By Ed Brock
This weekend the people of Clayton and Henry counties will have a chance to see what it takes to be a firefighter.
For one thing, it takes strength. The U.S. National Championship of the Firefighter Combat Challenge, scheduled to be held Saturday and Sunday in front of the Home Depot in Morrow, will be a display of that strength.
”I'm talking about one of the most exciting sporting events you can ever attend,“ said Clayton County Fire Department Battalion Chief Jerry Russell.
Russell is one of the members of Clayton County's team that will compete for the national title.
This is what they'll have to do to win that title.
The Firefighter Combat Challenge is essentially an obstacle course that is composed of feats that firefighters generally must perform on the job.
It begins with a climb up a five-story tower in full gear carrying a 50-pound hose pack.
”When they climb the stairs they're carrying 90 pounds of gear and hose,“ Russell said.
Once at the top they must pull another 50-pound house pack on a rope to the top of the tower.
Back on the ground, they have to grab a nine-pound sledge hammer and use it to move a 165-pound steel beam five feet on a rail. After that the fighting firefighters take up an active hose line, advance it 100 feet and then hit a target with a stream of water.
”Then you pick up a 185-pound mannequin é if you're still conscious,“ Russell said.
The competitors drag the mannequin another 100 feet and the course is over.
It's a course that's used nationwide by departments to test the physical readiness of firefighter candidates. Clayton County Fire Chief Alex Cohilas implemented this particular test and a physical fitness campaign when he took over the department in 2001.
”This is a natural evolution for us,“ Cohilas said. ”It represents the upper echelon of our overall fitness program.“
The challenge was designed by medical expert Paul Davis at the University of Maryland as a physical agility test for firefighter candidates, Cohilas said.
”It represents clearly the physical stresses and strains placed upon our firefighters' bodies while they perform their duties at a fire,“ Cohilas said.
Climbing flights of stairs carrying hose packs is often necessary at structure fires, for example. Moving the steel beam with a sledge hammer simulates the use of tools for forcible entry. And of course dragging the mannequin represents the ultimate mission of a firefighter, rescuing an incapacitated civilian or a fellow firefighter from a blaze.
Cohilas said his department has at least two teams that are expected to do very well in the competition, the two-person tandem team and the over-40 team.

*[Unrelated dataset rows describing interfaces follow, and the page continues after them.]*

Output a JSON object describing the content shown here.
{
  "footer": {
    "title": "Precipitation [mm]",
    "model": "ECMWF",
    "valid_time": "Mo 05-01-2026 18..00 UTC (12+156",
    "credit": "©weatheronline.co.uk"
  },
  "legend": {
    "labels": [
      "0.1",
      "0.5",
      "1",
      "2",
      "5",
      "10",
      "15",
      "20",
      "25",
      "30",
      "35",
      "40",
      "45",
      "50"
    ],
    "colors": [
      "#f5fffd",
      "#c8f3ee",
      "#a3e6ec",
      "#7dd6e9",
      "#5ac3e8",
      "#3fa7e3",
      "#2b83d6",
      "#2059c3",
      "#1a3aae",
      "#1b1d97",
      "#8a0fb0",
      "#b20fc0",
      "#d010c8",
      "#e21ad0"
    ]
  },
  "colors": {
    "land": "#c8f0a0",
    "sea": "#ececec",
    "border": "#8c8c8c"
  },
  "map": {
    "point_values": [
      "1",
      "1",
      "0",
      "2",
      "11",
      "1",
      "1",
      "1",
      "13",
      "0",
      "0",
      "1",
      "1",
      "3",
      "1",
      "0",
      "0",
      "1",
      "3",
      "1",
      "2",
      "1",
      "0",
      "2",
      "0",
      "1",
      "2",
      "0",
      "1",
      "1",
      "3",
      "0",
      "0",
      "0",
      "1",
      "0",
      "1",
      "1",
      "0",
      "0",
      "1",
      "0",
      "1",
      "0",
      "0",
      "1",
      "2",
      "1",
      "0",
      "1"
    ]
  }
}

And he is especially looking forward to having a team of female firefighters in the competition.
”I have hired a lot of female firefighters. A lot of people were skeptical,“ Cohilas said. ”I am very, very proud of our female firefighters.“

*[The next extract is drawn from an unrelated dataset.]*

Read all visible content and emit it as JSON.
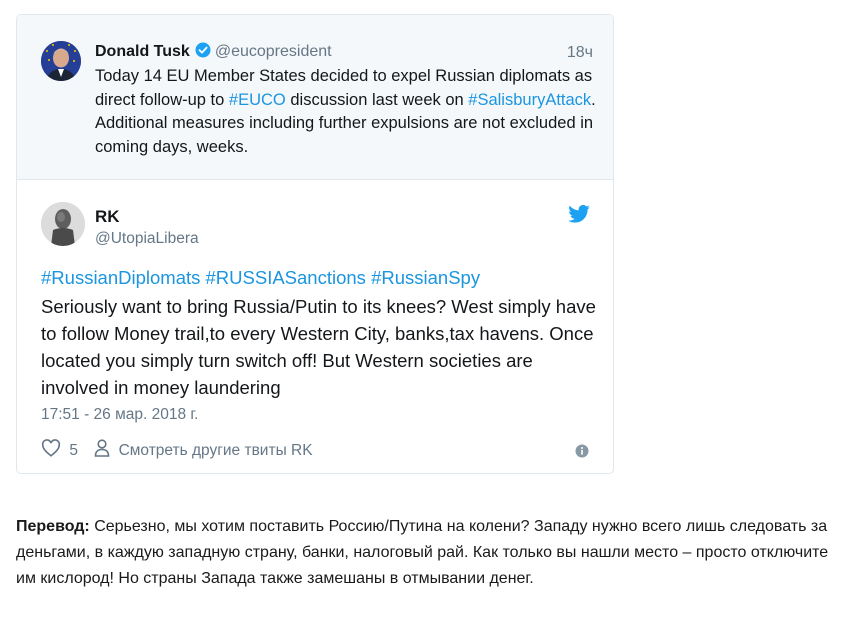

Russell and his teammates have an exact duplicate of the Challenge course on ”The Hill,“ the CCFD's training ground behind its headquarters on Ga. Highway 85 in Riverdale. There they have been training and developing skills that allowed them to win the Southeastern U.S. regional championship in Gainesville in August.
While participating in the regional championship in Gainesville Russell learned that the original plans to hold the national championship in north Atlanta had fallen through. The event planners were thinking about having it at Hartsfield-Jackson Atlanta International Airport.
”I said we'll host it and we'll have good, enthusiastic crowds,“ Russell said.
Being successful in the challenge isn't just a matter of strength. Russell and the others have been studying videos of past competitions to learn how best to run the course.
”There are a lot of little tricks,“ Russell said.
But the competition will be fierce. World Record Holder Bob Russell of Overland Park, Kansas will be there this weekend.
”It literally will blow your mind how fast these guys will go,“ Russell said.
Winners in the nationals can qualify for the World Challenge that is usually broadcast on ESPN, said Allison Donohue, event coordinator for OnTarget Challenge, Inc.
It's the first time the national championship will be held in Georgia and also the first time for the ”tandem event.“ For the team events the course is split between three to five people, but competitors without enough people to do that will now be allowed to split the course between two people, Donohue said.
Those two people do not have to be from the same department, and they may be firefighters who met in previous competitions.
”One thing about the challenge is people become friends and they stay in touch,“ Donohue said. ”We call it the brotherhood.“
Along with the challenge itself, events will be available for the children including a miniaturized version of the challenge, a display of fire fighting equipment and vehicles and more. While the event is free the department is collecting money from sponsorships and donations as well as T-shirt and food vendor sales that will go to the Rainbow House Children's Shelter in Clayton County and the American Red Cross to assist the victims of the recent hurricanes.
”With all of the proceeds going to charity, it's good for the community,“ said Fire Lt. Rich Elliott, another member of the Clayton County team.
The challenge for teams begins at 1 p.m. Saturday and individual competitions will begin at 11 a.m. Sunday. The Home Depot is at 1986 Mt. Zion Road. Call (404) 557-5158 for information on sponsorships and donations.